> **Activity**
The response must be made up of the lines in the entries below that contain "bead".

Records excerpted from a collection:

•••

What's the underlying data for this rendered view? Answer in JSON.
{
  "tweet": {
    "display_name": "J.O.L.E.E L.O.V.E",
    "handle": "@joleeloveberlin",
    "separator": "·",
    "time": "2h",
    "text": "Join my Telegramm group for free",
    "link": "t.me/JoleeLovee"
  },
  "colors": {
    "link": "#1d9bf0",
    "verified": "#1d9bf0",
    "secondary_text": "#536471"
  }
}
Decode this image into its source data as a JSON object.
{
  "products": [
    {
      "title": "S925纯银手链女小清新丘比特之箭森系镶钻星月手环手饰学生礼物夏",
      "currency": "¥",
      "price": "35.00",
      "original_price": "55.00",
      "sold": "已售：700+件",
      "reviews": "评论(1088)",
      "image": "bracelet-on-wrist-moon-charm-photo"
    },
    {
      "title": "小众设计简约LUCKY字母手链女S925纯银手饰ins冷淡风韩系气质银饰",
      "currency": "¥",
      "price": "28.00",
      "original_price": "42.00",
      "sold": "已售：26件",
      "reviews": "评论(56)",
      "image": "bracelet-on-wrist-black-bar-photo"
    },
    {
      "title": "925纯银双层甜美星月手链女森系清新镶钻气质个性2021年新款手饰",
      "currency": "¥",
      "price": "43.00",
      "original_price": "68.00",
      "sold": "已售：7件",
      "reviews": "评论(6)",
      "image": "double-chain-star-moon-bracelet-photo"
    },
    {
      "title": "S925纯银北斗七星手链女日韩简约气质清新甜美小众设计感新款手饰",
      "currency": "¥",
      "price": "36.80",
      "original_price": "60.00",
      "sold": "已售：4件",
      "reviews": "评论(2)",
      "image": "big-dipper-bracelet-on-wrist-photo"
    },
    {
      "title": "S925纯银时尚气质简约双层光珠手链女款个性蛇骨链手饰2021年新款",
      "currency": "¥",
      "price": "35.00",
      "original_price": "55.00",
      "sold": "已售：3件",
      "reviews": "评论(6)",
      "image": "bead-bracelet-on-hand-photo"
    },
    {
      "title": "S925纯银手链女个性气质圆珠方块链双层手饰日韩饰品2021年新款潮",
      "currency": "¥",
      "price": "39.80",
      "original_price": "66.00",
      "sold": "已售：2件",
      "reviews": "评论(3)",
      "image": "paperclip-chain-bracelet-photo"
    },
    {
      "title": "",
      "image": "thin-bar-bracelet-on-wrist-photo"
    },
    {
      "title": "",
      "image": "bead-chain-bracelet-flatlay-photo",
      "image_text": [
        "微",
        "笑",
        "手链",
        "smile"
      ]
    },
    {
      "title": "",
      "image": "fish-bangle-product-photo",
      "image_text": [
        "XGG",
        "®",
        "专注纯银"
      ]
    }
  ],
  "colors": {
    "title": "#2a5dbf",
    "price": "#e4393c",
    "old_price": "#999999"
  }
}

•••

> **Answer area**
      "image": "bead-bracelet-on-hand-photo"
      "image": "bead-chain-bracelet-flatlay-photo",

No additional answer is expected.